Poems eBook

Denis Florence MacCarthy
This eBook from the Gutenberg Project consists of approximately 84 pages of information about Poems.

The Azra.


Daily walked the fair and lovely
Sultan’s daughter in the twilight,—­
In the twilight by the fountain,
Where the sparkling waters plash.

Daily stood the young slave silent
In the twilight by the fountain,
Where the plashing waters sparkle,
Pale and paler every day.

Once by twilight came the princess
Up to him with rapid questions: 
“I would know thy name, thy nation,
Whence thou comest, who thou art.”

And the young slave said, “My name is
Mahomet, I come from Yemmen. 
I am of the sons of Azra,
Men who perish if they love.”

Good and Bad Luck.


Good luck is the gayest of all gay girls,
  Long in one place she will not stay,
Back from your brow she strokes the curls,
  Kisses you quick and flies away.

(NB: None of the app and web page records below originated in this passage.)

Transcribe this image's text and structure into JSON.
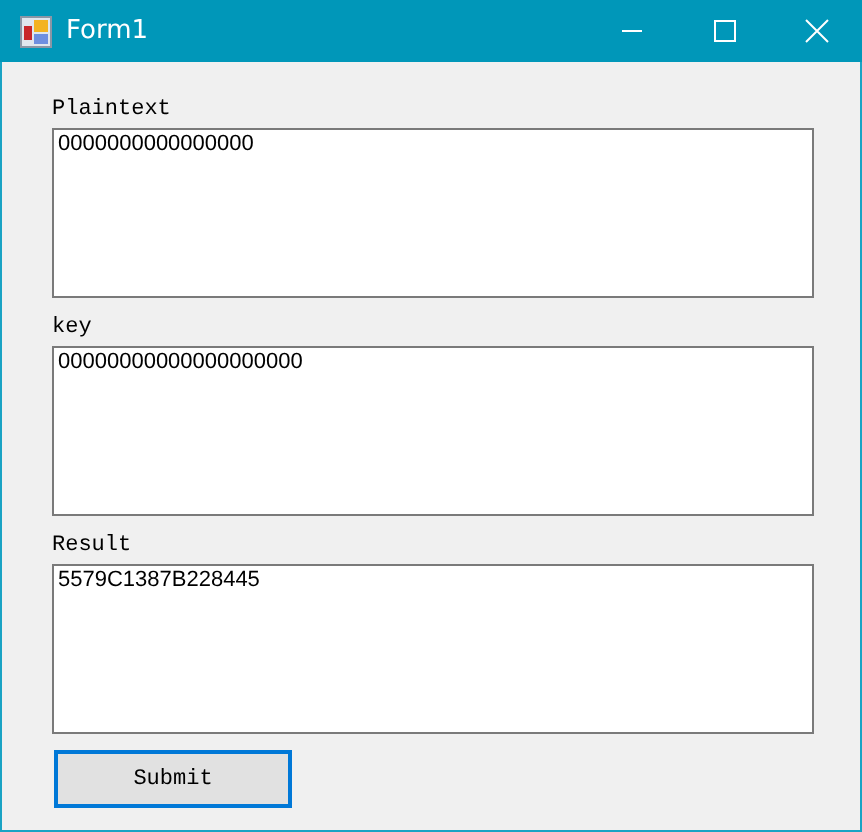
{
  "window": {
    "title": "Form1"
  },
  "fields": [
    {
      "label": "Plaintext",
      "value": "0000000000000000"
    },
    {
      "label": "key",
      "value": "00000000000000000000"
    },
    {
      "label": "Result",
      "value": "5579C1387B228445"
    }
  ],
  "submit_button": {
    "label": "Submit",
    "focused": true
  }
}
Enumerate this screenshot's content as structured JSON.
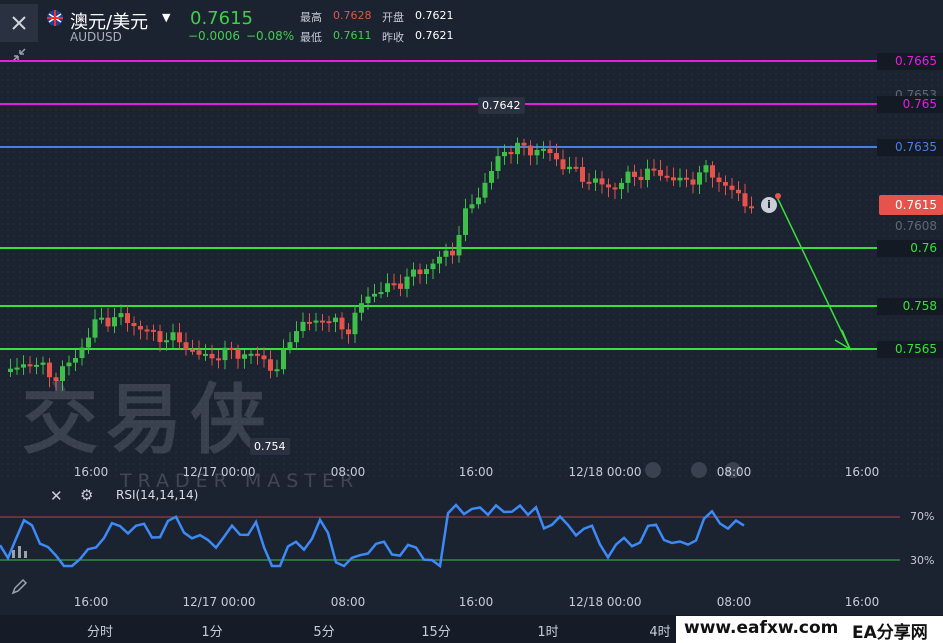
{
  "header": {
    "symbol_cn": "澳元/美元",
    "symbol_code": "AUDUSD",
    "price": "0.7615",
    "change": "−0.0006",
    "change_pct": "−0.08%",
    "high_label": "最高",
    "high_value": "0.7628",
    "low_label": "最低",
    "low_value": "0.7611",
    "open_label": "开盘",
    "open_value": "0.7621",
    "prev_close_label": "昨收",
    "prev_close_value": "0.7621"
  },
  "price_labels": {
    "l7665": "0.7665",
    "l7653": "0.7653",
    "l765": "0.765",
    "l7635": "0.7635",
    "current": "0.7615",
    "l7608": "0.7608",
    "l76": "0.76",
    "l758": "0.758",
    "l7565": "0.7565"
  },
  "annotations": {
    "high_marker": "0.7642",
    "low_marker": "0.754"
  },
  "watermark": {
    "cn": "交易侠",
    "en": "TRADER MASTER"
  },
  "time_axis": [
    "16:00",
    "12/17 00:00",
    "08:00",
    "16:00",
    "12/18 00:00",
    "08:00",
    "16:00"
  ],
  "rsi": {
    "label": "RSI(14,14,14)",
    "level_high": "70%",
    "level_low": "30%"
  },
  "timeframes": [
    "分时",
    "1分",
    "5分",
    "15分",
    "1时",
    "4时"
  ],
  "footer_brand": {
    "url": "www.eafxw.com",
    "name": "EA分享网"
  },
  "colors": {
    "up": "#3fbf4a",
    "down": "#e5534b",
    "magenta": "#e31ee3",
    "blue": "#4a7fe0",
    "green_line": "#39e03a",
    "rsi": "#3d8af7"
  }
}
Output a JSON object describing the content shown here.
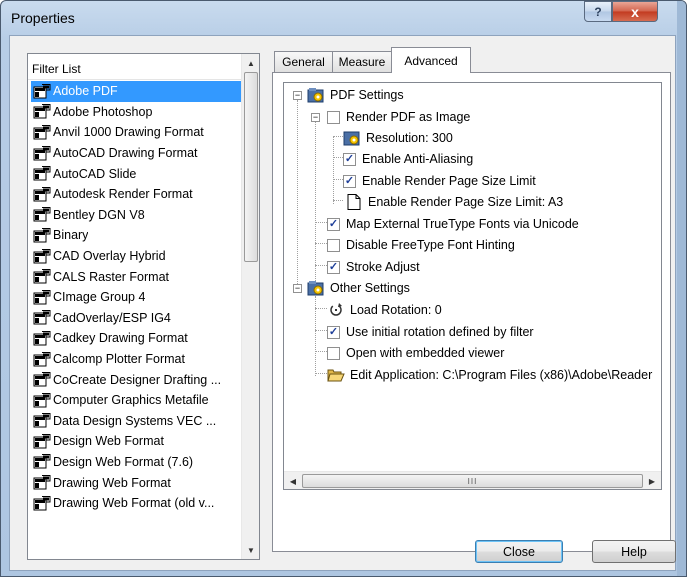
{
  "window": {
    "title": "Properties",
    "help_glyph": "?",
    "close_glyph": "x"
  },
  "filter_list": {
    "header": "Filter List",
    "scroll_up": "▲",
    "scroll_down": "▼",
    "items": [
      "Adobe PDF",
      "Adobe Photoshop",
      "Anvil 1000 Drawing Format",
      "AutoCAD Drawing Format",
      "AutoCAD Slide",
      "Autodesk Render Format",
      "Bentley DGN V8",
      "Binary",
      "CAD Overlay Hybrid",
      "CALS Raster Format",
      "CImage Group 4",
      "CadOverlay/ESP IG4",
      "Cadkey Drawing Format",
      "Calcomp Plotter Format",
      "CoCreate Designer Drafting ...",
      "Computer Graphics Metafile",
      "Data Design Systems VEC ...",
      "Design Web Format",
      "Design Web Format (7.6)",
      "Drawing Web Format",
      "Drawing Web Format (old v..."
    ],
    "selected_index": 0
  },
  "tabs": {
    "general": "General",
    "measure": "Measure",
    "advanced": "Advanced",
    "active": "Advanced"
  },
  "tree": {
    "pdf_settings": "PDF Settings",
    "render_pdf_as_image": "Render PDF as Image",
    "resolution": "Resolution: 300",
    "enable_anti_aliasing": "Enable Anti-Aliasing",
    "enable_page_size_limit": "Enable Render Page Size Limit",
    "page_size_limit": "Enable Render Page Size Limit: A3",
    "map_truetype": "Map External TrueType Fonts via Unicode",
    "disable_freetype": "Disable FreeType Font Hinting",
    "stroke_adjust": "Stroke Adjust",
    "other_settings": "Other Settings",
    "load_rotation": "Load Rotation: 0",
    "use_initial_rotation": "Use initial rotation defined by filter",
    "open_embedded_viewer": "Open with embedded viewer",
    "edit_application": "Edit Application: C:\\Program Files (x86)\\Adobe\\Reader",
    "expander_minus": "−",
    "checked": {
      "render_pdf_as_image": false,
      "enable_anti_aliasing": true,
      "enable_page_size_limit": true,
      "map_truetype": true,
      "disable_freetype": false,
      "stroke_adjust": true,
      "use_initial_rotation": true,
      "open_embedded_viewer": false
    },
    "scroll_left": "◀",
    "scroll_right": "▶",
    "scroll_grip": "III"
  },
  "buttons": {
    "close": "Close",
    "help": "Help"
  }
}
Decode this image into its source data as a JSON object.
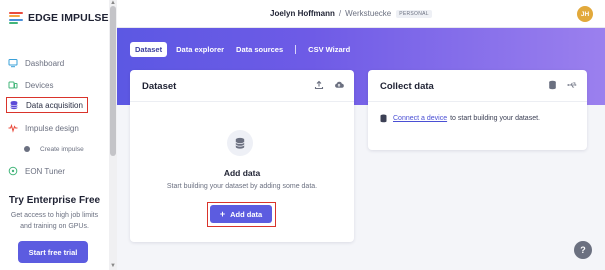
{
  "app": {
    "logo_text": "EDGE IMPULSE",
    "logo_colors": [
      "#e94b3c",
      "#f4a742",
      "#4a8fd8",
      "#43b57a"
    ]
  },
  "sidebar": {
    "items": [
      {
        "label": "Dashboard",
        "icon": "monitor-icon"
      },
      {
        "label": "Devices",
        "icon": "devices-icon"
      },
      {
        "label": "Data acquisition",
        "icon": "database-icon",
        "active": true
      },
      {
        "label": "Impulse design",
        "icon": "pulse-icon"
      },
      {
        "label": "Create impulse",
        "icon": "dot-icon",
        "sub": true
      },
      {
        "label": "EON Tuner",
        "icon": "tuner-icon"
      }
    ],
    "trial": {
      "title": "Try Enterprise Free",
      "text": "Get access to high job limits and training on GPUs.",
      "button": "Start free trial"
    }
  },
  "header": {
    "user_name": "Joelyn Hoffmann",
    "separator": "/",
    "project_name": "Werkstuecke",
    "badge": "PERSONAL",
    "avatar_initials": "JH",
    "avatar_color": "#e2a93b"
  },
  "tabs": [
    {
      "label": "Dataset",
      "active": true
    },
    {
      "label": "Data explorer"
    },
    {
      "label": "Data sources"
    },
    {
      "label": "CSV Wizard"
    }
  ],
  "dataset_card": {
    "title": "Dataset",
    "actions": [
      "upload-icon",
      "cloud-upload-icon"
    ],
    "empty_title": "Add data",
    "empty_desc": "Start building your dataset by adding some data.",
    "add_button": "Add data"
  },
  "collect_card": {
    "title": "Collect data",
    "actions": [
      "device-icon",
      "usb-icon"
    ],
    "link_text": "Connect a device",
    "suffix_text": "to start building your dataset."
  },
  "help_label": "?",
  "colors": {
    "accent": "#5c5ce0",
    "highlight_border": "#d9342b"
  }
}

But Madame Bad Luck soberly comes
  And stays,—­no fancy has she for flitting,—­
Snatches of true love-songs she hums,
  And sits by your bed, and brings her knitting.

L’Amour du Mensonge.

After Charles Baudelaire.

When I behold thee, O my indolent love,
  To the sound of ringing brazen melodies,
Through garish halls harmoniously move,
  Scattering a scornful light from languid eyes;

When I see, smitten by the blazing lights,
  Thy pale front, beauteous in its bloodless glow
As the faint fires that deck the Northern nights,
  And eyes that draw me wheresoever I go;

I say, She is fair, too coldly strange for speech;
  A crown of memories, her calm brow above,
Shines; and her heart is like a bruised red peach,
  Ripe as her body for intelligent love.

Art thou late fruit of spicy savor and scent? 
  A funeral vase awaiting tearful showers? 
An Eastern odor, waste and oasis blent? 
  A silken cushion or a bank of flowers?

I know there are eyes of melancholy sheen
  To which no passionate secrets e’er were given;
Shrines where no god or saint has ever been,
  As deep and empty as the vault of Heaven.

But what care I if this be all pretense? 
  ’T will serve a heart that seeks for truth no more,
All one thy folly or indifference,—­
  Hail, lovely mask, thy beauty I adore!

Amor Mysticus.

From the Spanish of Sor Marcela de Carpio.

Let them say to my Lover
  That here I lie! 
The thing of His pleasure,
  His slave am I.

Say that I seek Him
  Only for love,
And welcome are tortures
  My passion to prove.

Love giving gifts
  Is suspicious and cold;
I have all, my Beloved,
    When Thee I hold.

Hope and devotion
    The good may gain;
I am but worthy
    Of passion and pain.

So noble a Lord
    None serves in vain,
For the pay of my love
    Is my love’s sweet pain.

Project Gutenberg
Poems from Project Gutenberg. Public domain.
Follow Us on Facebook